Visitors to Tel Aviv can enjoy Mediterranean beaches, spectacular views from the Azrieli Tower and historic attractions.
Best time to plan a break in Tel Aviv
The city has hot summers and wet, mild winters so many visitors prefer the April to October period.
Most businesses close from Friday afternoon until Saturday evening for Jewish Sabbath.
There are many festivals: Passover marks the exodus from Egypt and is celebrated from March to April, while Rosh Hashanah (New Year) is in September. Exact dates vary from year to year. Yom Kippur and Sukkot both take place around September/October and the Hannukah festival of lights is in December.
Facts before travel
Tourists visiting Israel for less than three months don't require visas, although visitors should retain the stamped entry card they are given on arrival until they leave the country. Passports must be valid for at least 6 months after arrival.
Travellers should check that usual vaccinations are up to date and are also advised to get Hepatitis A vaccinations and consider Hepatitis B and Rabies.
Prices in markets tend to be too high so haggling is essential. Snacks like falafel cost about 15ILS and meals in restaurants are around 30ILS and about 10ILS for a beer.
Tips for Tel Aviv
The airport to central Tel Aviv is about 20 minutes by train from Terminal 3. Trains leave at 30 to 60 minute intervals and a single ticket costs approximately 14 ILS. Expect to pay about 140 ILS for a taxi. The number 5 bus goes from "Egged" via motorway 40 to the El Al crossroads where a public city bus can be caught.
A bed in a shared hostel room is around 90 ILS while a single room should be about 180 ILS.

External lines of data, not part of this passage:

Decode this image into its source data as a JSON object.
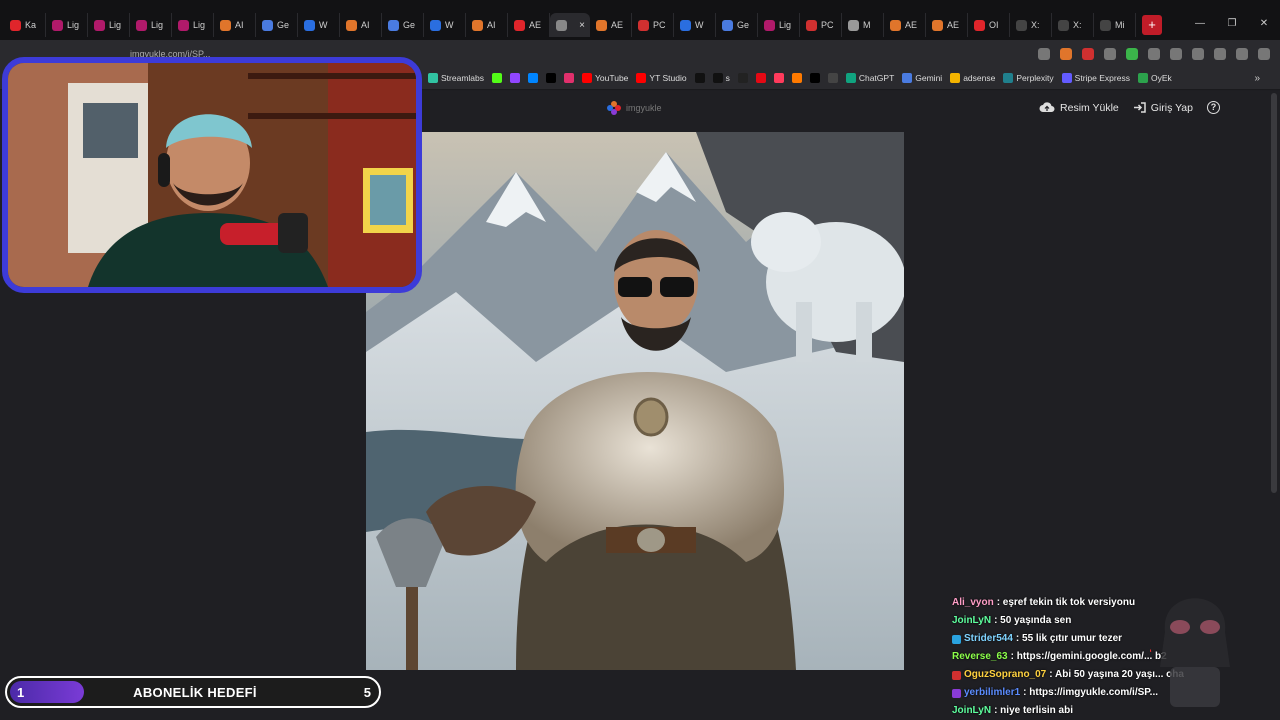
{
  "tabs": [
    {
      "label": "Ka",
      "color": "#e0252b"
    },
    {
      "label": "Lig",
      "color": "#b01a6a"
    },
    {
      "label": "Lig",
      "color": "#b01a6a"
    },
    {
      "label": "Lig",
      "color": "#b01a6a"
    },
    {
      "label": "Lig",
      "color": "#b01a6a"
    },
    {
      "label": "AI",
      "color": "#e0752b"
    },
    {
      "label": "Ge",
      "color": "#4a7be0"
    },
    {
      "label": "W",
      "color": "#2a6ee0"
    },
    {
      "label": "AI",
      "color": "#e0752b"
    },
    {
      "label": "Ge",
      "color": "#4a7be0"
    },
    {
      "label": "W",
      "color": "#2a6ee0"
    },
    {
      "label": "AI",
      "color": "#e0752b"
    },
    {
      "label": "AE",
      "color": "#e0252b"
    },
    {
      "label": "",
      "color": "#888888"
    },
    {
      "label": "AE",
      "color": "#e0752b"
    },
    {
      "label": "PC",
      "color": "#d03030"
    },
    {
      "label": "W",
      "color": "#2a6ee0"
    },
    {
      "label": "Ge",
      "color": "#4a7be0"
    },
    {
      "label": "Lig",
      "color": "#b01a6a"
    },
    {
      "label": "PC",
      "color": "#d03030"
    },
    {
      "label": "M",
      "color": "#999999"
    },
    {
      "label": "AE",
      "color": "#e0752b"
    },
    {
      "label": "AE",
      "color": "#e0752b"
    },
    {
      "label": "OI",
      "color": "#e0252b"
    },
    {
      "label": "X:",
      "color": "#444444"
    },
    {
      "label": "X:",
      "color": "#444444"
    },
    {
      "label": "Mi",
      "color": "#444444"
    }
  ],
  "active_tab_close": "×",
  "new_tab": "+",
  "window_controls": [
    "—",
    "❐",
    "✕"
  ],
  "address": {
    "url": "imgyukle.com/i/SP..."
  },
  "bookmarks": [
    {
      "label": "Streamlabs",
      "color": "#31c3a2"
    },
    {
      "label": "",
      "color": "#53fc18"
    },
    {
      "label": "",
      "color": "#9146ff"
    },
    {
      "label": "",
      "color": "#0085ff"
    },
    {
      "label": "",
      "color": "#000000"
    },
    {
      "label": "",
      "color": "#e1306c"
    },
    {
      "label": "YouTube",
      "color": "#ff0000"
    },
    {
      "label": "YT Studio",
      "color": "#ff0000"
    },
    {
      "label": "",
      "color": "#111111"
    },
    {
      "label": "s",
      "color": "#111111"
    },
    {
      "label": "",
      "color": "#222222"
    },
    {
      "label": "",
      "color": "#e50914"
    },
    {
      "label": "",
      "color": "#ff3b5c"
    },
    {
      "label": "",
      "color": "#ff7a00"
    },
    {
      "label": "",
      "color": "#000000"
    },
    {
      "label": "",
      "color": "#444444"
    },
    {
      "label": "ChatGPT",
      "color": "#10a37f"
    },
    {
      "label": "Gemini",
      "color": "#4a7be0"
    },
    {
      "label": "adsense",
      "color": "#f4b400"
    },
    {
      "label": "Perplexity",
      "color": "#20808d"
    },
    {
      "label": "Stripe Express",
      "color": "#635bff"
    },
    {
      "label": "OyEk",
      "color": "#2ca24c"
    }
  ],
  "bookmarks_more": "»",
  "site": {
    "logo_text": "imgyukle",
    "upload_label": "Resim Yükle",
    "login_label": "Giriş Yap",
    "help_label": "?"
  },
  "goal": {
    "start": "1",
    "title": "ABONELİK HEDEFİ",
    "end": "5",
    "progress": 0.2
  },
  "chat": [
    {
      "user": "Ali_vyon",
      "color": "#ff9ec7",
      "text": " : eşref tekin tik tok versiyonu",
      "badge": ""
    },
    {
      "user": "JoinLyN",
      "color": "#5eff9e",
      "text": " : 50 yaşında sen",
      "badge": ""
    },
    {
      "user": "Strider544",
      "color": "#7fd3ff",
      "text": " : 55 lik çıtır umur tezer",
      "badge": "#2aa3e0"
    },
    {
      "user": "Reverse_63",
      "color": "#8cff4a",
      "text": " : https://gemini.google.com/... b2",
      "badge": ""
    },
    {
      "user": "OguzSoprano_07",
      "color": "#ffd23f",
      "text": " : Abi 50 yaşına 20 yaşı... oha",
      "badge": "#d03030"
    },
    {
      "user": "yerbilimler1",
      "color": "#5b8cff",
      "text": " : https://imgyukle.com/i/SP...",
      "badge": "#8a3bd6"
    },
    {
      "user": "JoinLyN",
      "color": "#5eff9e",
      "text": " : niye terlisin abi",
      "badge": ""
    }
  ]
}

Tel Aviv has a good public transport system and travellers can purchase a Rav-Tav ticket for about 6.90 ILS to get a 20% reduction on fares. Sherut shared taxis charge around 6-8 ILS with a 20% surcharge at night but other taxis are more expensive.